*** Opening of Provided entries ***
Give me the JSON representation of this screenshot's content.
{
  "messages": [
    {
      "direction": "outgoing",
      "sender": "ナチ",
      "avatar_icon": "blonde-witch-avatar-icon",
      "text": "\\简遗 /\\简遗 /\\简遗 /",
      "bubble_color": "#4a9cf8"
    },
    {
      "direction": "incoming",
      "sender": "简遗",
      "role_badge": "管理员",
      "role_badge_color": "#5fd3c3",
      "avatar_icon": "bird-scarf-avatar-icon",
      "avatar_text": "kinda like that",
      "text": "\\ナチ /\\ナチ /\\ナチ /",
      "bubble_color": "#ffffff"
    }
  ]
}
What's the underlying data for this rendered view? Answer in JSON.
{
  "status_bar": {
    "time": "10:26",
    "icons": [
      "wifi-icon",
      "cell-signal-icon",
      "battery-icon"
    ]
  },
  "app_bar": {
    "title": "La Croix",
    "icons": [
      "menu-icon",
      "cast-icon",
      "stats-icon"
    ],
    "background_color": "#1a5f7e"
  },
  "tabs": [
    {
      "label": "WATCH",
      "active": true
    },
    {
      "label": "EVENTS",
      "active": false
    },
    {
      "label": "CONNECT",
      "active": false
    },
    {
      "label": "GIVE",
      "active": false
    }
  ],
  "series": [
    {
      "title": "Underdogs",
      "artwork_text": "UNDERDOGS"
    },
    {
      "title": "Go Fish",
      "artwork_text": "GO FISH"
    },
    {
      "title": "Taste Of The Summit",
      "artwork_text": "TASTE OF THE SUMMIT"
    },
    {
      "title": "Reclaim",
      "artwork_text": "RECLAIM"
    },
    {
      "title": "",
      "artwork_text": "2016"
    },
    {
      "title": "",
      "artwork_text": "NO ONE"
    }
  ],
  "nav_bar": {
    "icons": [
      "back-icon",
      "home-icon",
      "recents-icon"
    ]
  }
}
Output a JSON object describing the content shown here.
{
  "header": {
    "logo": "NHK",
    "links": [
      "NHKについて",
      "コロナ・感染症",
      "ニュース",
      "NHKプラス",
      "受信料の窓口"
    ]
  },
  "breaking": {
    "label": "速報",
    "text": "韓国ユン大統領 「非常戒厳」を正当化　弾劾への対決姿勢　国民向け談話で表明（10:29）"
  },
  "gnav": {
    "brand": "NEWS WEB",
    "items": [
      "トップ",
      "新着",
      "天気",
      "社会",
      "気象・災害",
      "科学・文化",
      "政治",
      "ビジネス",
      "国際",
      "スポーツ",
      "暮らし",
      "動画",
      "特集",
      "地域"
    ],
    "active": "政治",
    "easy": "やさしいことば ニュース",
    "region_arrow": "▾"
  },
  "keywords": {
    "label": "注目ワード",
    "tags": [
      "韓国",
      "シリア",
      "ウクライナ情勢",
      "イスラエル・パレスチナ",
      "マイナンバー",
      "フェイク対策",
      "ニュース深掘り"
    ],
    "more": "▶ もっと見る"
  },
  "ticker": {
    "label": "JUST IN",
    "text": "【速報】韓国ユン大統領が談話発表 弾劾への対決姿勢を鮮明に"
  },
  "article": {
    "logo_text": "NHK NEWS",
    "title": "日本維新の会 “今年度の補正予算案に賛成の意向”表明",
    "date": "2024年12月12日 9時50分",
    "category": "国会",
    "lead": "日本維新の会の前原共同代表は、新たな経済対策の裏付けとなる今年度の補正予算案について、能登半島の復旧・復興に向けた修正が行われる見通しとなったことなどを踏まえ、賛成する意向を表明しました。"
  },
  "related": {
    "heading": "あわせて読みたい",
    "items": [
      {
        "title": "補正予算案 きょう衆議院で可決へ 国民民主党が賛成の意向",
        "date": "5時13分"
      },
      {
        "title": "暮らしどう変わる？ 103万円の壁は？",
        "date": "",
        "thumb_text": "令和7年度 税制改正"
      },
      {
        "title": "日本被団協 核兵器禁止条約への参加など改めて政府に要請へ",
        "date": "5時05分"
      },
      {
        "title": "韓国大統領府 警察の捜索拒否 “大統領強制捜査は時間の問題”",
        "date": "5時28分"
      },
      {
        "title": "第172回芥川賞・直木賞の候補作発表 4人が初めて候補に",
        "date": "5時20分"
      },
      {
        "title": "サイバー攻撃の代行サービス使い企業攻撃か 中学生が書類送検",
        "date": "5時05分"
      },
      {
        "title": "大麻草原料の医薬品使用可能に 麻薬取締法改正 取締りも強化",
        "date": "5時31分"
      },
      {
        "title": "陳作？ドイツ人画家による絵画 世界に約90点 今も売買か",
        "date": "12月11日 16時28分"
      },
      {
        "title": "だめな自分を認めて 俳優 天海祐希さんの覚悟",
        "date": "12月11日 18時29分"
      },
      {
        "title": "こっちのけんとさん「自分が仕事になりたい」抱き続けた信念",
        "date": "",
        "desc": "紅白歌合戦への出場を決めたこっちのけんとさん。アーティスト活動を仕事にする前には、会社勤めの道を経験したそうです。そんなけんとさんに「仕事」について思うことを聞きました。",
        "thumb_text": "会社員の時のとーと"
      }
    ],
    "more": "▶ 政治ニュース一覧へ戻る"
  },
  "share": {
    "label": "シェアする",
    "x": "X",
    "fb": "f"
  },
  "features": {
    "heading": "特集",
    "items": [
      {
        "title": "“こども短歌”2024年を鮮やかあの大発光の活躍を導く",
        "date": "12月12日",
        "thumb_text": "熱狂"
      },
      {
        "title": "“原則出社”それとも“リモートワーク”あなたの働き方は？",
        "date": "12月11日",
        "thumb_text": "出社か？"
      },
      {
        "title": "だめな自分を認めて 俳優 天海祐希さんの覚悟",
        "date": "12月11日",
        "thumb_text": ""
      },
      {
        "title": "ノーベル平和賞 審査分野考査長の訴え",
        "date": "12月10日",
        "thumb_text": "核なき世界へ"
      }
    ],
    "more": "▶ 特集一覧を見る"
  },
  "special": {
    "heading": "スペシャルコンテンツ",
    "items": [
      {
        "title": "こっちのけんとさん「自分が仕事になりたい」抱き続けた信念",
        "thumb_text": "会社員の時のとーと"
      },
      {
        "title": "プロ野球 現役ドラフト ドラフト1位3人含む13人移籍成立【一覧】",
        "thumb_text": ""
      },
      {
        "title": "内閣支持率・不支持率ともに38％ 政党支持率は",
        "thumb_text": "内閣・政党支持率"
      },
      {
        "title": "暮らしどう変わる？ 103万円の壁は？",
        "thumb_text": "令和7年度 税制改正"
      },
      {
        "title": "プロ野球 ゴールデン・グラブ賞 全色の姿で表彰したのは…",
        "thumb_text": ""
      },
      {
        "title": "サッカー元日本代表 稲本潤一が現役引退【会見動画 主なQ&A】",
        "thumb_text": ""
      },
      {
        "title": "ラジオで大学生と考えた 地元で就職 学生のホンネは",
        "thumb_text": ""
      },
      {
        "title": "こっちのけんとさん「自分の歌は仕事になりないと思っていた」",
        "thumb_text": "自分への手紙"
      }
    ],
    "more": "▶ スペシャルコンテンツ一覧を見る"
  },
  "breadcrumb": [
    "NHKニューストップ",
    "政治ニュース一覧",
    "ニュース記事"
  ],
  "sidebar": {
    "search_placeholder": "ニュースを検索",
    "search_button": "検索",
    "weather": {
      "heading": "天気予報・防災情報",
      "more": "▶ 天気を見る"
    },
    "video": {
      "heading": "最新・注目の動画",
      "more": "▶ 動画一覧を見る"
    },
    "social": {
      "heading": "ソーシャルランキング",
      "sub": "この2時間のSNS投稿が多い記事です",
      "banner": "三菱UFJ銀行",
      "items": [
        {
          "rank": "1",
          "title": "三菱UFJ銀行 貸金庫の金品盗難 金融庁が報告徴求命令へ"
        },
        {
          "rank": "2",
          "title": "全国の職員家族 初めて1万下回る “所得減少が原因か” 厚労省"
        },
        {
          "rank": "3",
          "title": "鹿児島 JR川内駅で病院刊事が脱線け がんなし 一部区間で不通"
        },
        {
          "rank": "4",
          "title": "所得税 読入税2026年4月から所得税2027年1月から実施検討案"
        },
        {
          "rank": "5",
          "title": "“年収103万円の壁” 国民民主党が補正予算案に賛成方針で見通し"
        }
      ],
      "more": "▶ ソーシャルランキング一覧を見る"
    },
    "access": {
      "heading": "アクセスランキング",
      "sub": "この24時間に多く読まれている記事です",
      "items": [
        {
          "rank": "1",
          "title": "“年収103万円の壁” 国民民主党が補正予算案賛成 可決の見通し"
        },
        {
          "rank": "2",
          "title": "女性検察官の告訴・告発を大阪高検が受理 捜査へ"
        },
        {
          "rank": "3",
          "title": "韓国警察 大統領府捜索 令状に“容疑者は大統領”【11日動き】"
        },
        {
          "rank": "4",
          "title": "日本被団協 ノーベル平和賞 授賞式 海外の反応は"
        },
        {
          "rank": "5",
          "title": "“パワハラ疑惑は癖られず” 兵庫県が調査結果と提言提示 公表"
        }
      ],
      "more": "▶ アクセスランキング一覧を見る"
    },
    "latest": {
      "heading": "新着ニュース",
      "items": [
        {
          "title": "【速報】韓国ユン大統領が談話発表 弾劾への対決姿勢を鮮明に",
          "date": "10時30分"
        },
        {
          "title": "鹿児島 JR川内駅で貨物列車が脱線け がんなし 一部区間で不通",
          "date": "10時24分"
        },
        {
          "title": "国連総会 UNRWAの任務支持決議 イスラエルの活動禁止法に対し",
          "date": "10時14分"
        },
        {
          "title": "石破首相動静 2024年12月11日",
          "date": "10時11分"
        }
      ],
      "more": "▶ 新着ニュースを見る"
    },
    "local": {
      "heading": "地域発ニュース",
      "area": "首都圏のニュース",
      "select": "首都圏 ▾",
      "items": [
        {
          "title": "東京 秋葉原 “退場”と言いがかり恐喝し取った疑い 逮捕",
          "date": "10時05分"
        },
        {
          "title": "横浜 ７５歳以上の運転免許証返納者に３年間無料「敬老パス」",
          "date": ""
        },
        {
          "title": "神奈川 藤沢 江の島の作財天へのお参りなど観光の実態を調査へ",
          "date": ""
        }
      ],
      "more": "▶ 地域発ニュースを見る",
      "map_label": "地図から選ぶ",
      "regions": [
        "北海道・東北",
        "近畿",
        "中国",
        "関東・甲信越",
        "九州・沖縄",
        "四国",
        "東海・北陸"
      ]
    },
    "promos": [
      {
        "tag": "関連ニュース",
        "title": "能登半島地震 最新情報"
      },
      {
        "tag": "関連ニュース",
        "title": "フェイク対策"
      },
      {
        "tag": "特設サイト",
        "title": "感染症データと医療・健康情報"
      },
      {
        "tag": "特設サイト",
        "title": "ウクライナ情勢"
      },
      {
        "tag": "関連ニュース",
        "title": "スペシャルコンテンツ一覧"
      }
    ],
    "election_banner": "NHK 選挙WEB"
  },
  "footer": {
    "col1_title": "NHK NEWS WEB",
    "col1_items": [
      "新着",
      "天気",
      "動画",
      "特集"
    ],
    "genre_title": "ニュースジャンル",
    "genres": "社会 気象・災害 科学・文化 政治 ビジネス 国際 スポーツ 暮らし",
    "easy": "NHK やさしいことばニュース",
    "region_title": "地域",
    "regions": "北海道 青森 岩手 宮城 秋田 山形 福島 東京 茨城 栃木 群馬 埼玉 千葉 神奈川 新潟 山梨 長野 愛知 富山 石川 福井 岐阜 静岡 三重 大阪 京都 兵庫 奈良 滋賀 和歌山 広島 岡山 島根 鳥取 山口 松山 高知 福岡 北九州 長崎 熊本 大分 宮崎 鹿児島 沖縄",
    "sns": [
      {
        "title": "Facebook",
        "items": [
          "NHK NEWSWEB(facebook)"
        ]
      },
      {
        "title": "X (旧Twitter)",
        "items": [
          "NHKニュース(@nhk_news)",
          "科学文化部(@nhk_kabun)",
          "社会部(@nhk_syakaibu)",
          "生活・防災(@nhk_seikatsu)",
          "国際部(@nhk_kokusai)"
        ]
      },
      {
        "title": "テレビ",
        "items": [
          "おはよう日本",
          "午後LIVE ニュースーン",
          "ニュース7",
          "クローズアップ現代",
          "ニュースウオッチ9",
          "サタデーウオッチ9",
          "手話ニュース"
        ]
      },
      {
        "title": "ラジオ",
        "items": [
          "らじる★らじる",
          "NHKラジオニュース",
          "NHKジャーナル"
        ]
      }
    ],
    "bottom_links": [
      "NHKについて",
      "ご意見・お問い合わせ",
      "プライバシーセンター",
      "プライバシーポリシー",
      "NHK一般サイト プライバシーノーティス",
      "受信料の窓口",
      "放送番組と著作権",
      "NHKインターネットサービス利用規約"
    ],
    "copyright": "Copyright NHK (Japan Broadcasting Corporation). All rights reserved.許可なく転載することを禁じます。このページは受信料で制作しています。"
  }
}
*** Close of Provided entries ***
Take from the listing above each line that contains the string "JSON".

#### [Solution to the problem]
Give me the JSON representation of this screenshot's content.
What's the underlying data for this rendered view? Answer in JSON.
Output a JSON object describing the content shown here.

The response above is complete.